Excerpts from an interface dataset:
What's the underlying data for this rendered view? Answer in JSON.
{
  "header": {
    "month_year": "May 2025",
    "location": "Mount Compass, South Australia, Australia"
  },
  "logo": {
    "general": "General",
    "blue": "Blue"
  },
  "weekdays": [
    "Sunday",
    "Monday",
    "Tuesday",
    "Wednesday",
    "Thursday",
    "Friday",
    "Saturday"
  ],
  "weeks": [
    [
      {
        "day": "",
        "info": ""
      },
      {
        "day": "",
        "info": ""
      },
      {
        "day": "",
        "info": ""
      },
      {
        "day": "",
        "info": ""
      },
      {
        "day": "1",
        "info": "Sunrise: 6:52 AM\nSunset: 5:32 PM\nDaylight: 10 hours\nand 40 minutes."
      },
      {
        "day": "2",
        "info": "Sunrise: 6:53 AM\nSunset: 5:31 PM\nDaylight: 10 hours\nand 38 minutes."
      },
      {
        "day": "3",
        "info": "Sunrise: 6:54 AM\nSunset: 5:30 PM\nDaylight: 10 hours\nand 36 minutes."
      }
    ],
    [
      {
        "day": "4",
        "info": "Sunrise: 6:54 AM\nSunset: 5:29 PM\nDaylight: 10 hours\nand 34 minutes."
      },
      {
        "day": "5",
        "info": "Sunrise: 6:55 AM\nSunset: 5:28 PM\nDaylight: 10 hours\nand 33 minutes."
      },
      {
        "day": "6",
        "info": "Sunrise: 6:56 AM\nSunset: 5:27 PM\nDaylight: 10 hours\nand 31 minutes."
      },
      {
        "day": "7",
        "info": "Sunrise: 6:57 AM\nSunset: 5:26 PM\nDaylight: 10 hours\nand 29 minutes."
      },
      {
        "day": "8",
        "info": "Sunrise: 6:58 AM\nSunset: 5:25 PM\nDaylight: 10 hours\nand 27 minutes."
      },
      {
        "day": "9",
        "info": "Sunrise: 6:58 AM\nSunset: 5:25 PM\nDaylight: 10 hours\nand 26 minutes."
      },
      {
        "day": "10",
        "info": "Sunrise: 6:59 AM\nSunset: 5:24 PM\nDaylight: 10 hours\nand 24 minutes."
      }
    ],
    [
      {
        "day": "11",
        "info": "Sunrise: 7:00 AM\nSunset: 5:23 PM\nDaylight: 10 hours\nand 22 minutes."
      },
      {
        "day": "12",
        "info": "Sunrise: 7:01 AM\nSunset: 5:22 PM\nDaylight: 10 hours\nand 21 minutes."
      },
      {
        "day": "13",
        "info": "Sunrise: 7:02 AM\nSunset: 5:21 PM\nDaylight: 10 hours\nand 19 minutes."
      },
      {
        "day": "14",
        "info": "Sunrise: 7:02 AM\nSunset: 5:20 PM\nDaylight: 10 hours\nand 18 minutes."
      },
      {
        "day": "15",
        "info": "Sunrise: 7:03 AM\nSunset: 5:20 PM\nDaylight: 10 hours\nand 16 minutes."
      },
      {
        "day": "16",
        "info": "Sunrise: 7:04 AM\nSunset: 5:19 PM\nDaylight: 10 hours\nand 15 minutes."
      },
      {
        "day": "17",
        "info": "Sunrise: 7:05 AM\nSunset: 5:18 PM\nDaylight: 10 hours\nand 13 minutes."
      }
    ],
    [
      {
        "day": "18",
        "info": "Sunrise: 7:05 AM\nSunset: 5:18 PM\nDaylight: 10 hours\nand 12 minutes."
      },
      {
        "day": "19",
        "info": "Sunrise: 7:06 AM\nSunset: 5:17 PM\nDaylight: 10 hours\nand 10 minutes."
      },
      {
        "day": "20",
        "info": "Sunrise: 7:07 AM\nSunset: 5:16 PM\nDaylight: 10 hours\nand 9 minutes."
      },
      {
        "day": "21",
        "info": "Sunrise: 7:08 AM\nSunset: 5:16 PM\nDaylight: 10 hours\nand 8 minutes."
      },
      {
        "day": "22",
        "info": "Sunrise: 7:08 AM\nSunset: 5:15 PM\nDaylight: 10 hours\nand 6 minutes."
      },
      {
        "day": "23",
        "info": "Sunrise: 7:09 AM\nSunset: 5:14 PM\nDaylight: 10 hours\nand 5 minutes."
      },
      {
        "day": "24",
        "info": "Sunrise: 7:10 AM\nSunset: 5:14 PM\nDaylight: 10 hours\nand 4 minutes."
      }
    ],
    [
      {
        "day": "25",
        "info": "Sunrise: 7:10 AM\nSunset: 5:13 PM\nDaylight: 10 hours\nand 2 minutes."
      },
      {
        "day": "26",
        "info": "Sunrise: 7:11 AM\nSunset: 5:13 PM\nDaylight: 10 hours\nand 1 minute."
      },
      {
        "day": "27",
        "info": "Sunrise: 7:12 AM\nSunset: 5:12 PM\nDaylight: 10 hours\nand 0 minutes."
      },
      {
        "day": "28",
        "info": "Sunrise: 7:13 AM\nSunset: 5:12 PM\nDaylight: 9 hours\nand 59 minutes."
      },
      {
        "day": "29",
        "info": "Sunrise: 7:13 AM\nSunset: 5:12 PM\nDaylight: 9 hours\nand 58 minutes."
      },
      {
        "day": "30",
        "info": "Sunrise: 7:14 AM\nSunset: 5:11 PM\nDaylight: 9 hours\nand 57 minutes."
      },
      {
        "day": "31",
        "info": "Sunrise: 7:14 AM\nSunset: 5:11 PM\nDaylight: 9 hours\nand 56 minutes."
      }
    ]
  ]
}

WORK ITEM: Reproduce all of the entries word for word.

SOLUTION FOR THIS EXERCISE:
What's the underlying data for this rendered view? Answer in JSON.
{
  "header": {
    "month_year": "May 2025",
    "location": "Mount Compass, South Australia, Australia"
  },
  "logo": {
    "general": "General",
    "blue": "Blue"
  },
  "weekdays": [
    "Sunday",
    "Monday",
    "Tuesday",
    "Wednesday",
    "Thursday",
    "Friday",
    "Saturday"
  ],
  "weeks": [
    [
      {
        "day": "",
        "info": ""
      },
      {
        "day": "",
        "info": ""
      },
      {
        "day": "",
        "info": ""
      },
      {
        "day": "",
        "info": ""
      },
      {
        "day": "1",
        "info": "Sunrise: 6:52 AM\nSunset: 5:32 PM\nDaylight: 10 hours\nand 40 minutes."
      },
      {
        "day": "2",
        "info": "Sunrise: 6:53 AM\nSunset: 5:31 PM\nDaylight: 10 hours\nand 38 minutes."
      },
      {
        "day": "3",
        "info": "Sunrise: 6:54 AM\nSunset: 5:30 PM\nDaylight: 10 hours\nand 36 minutes."
      }
    ],
    [
      {
        "day": "4",
        "info": "Sunrise: 6:54 AM\nSunset: 5:29 PM\nDaylight: 10 hours\nand 34 minutes."
      },
      {
        "day": "5",
        "info": "Sunrise: 6:55 AM\nSunset: 5:28 PM\nDaylight: 10 hours\nand 33 minutes."
      },
      {
        "day": "6",
        "info": "Sunrise: 6:56 AM\nSunset: 5:27 PM\nDaylight: 10 hours\nand 31 minutes."
      },
      {
        "day": "7",
        "info": "Sunrise: 6:57 AM\nSunset: 5:26 PM\nDaylight: 10 hours\nand 29 minutes."
      },
      {
        "day": "8",
        "info": "Sunrise: 6:58 AM\nSunset: 5:25 PM\nDaylight: 10 hours\nand 27 minutes."
      },
      {
        "day": "9",
        "info": "Sunrise: 6:58 AM\nSunset: 5:25 PM\nDaylight: 10 hours\nand 26 minutes."
      },
      {
        "day": "10",
        "info": "Sunrise: 6:59 AM\nSunset: 5:24 PM\nDaylight: 10 hours\nand 24 minutes."
      }
    ],
    [
      {
        "day": "11",
        "info": "Sunrise: 7:00 AM\nSunset: 5:23 PM\nDaylight: 10 hours\nand 22 minutes."
      },
      {
        "day": "12",
        "info": "Sunrise: 7:01 AM\nSunset: 5:22 PM\nDaylight: 10 hours\nand 21 minutes."
      },
      {
        "day": "13",
        "info": "Sunrise: 7:02 AM\nSunset: 5:21 PM\nDaylight: 10 hours\nand 19 minutes."
      },
      {
        "day": "14",
        "info": "Sunrise: 7:02 AM\nSunset: 5:20 PM\nDaylight: 10 hours\nand 18 minutes."
      },
      {
        "day": "15",
        "info": "Sunrise: 7:03 AM\nSunset: 5:20 PM\nDaylight: 10 hours\nand 16 minutes."
      },
      {
        "day": "16",
        "info": "Sunrise: 7:04 AM\nSunset: 5:19 PM\nDaylight: 10 hours\nand 15 minutes."
      },
      {
        "day": "17",
        "info": "Sunrise: 7:05 AM\nSunset: 5:18 PM\nDaylight: 10 hours\nand 13 minutes."
      }
    ],
    [
      {
        "day": "18",
        "info": "Sunrise: 7:05 AM\nSunset: 5:18 PM\nDaylight: 10 hours\nand 12 minutes."
      },
      {
        "day": "19",
        "info": "Sunrise: 7:06 AM\nSunset: 5:17 PM\nDaylight: 10 hours\nand 10 minutes."
      },
      {
        "day": "20",
        "info": "Sunrise: 7:07 AM\nSunset: 5:16 PM\nDaylight: 10 hours\nand 9 minutes."
      },
      {
        "day": "21",
        "info": "Sunrise: 7:08 AM\nSunset: 5:16 PM\nDaylight: 10 hours\nand 8 minutes."
      },
      {
        "day": "22",
        "info": "Sunrise: 7:08 AM\nSunset: 5:15 PM\nDaylight: 10 hours\nand 6 minutes."
      },
      {
        "day": "23",
        "info": "Sunrise: 7:09 AM\nSunset: 5:14 PM\nDaylight: 10 hours\nand 5 minutes."
      },
      {
        "day": "24",
        "info": "Sunrise: 7:10 AM\nSunset: 5:14 PM\nDaylight: 10 hours\nand 4 minutes."
      }
    ],
    [
      {
        "day": "25",
        "info": "Sunrise: 7:10 AM\nSunset: 5:13 PM\nDaylight: 10 hours\nand 2 minutes."
      },
      {
        "day": "26",
        "info": "Sunrise: 7:11 AM\nSunset: 5:13 PM\nDaylight: 10 hours\nand 1 minute."
      },
      {
        "day": "27",
        "info": "Sunrise: 7:12 AM\nSunset: 5:12 PM\nDaylight: 10 hours\nand 0 minutes."
      },
      {
        "day": "28",
        "info": "Sunrise: 7:13 AM\nSunset: 5:12 PM\nDaylight: 9 hours\nand 59 minutes."
      },
      {
        "day": "29",
        "info": "Sunrise: 7:13 AM\nSunset: 5:12 PM\nDaylight: 9 hours\nand 58 minutes."
      },
      {
        "day": "30",
        "info": "Sunrise: 7:14 AM\nSunset: 5:11 PM\nDaylight: 9 hours\nand 57 minutes."
      },
      {
        "day": "31",
        "info": "Sunrise: 7:14 AM\nSunset: 5:11 PM\nDaylight: 9 hours\nand 56 minutes."
      }
    ]
  ]
}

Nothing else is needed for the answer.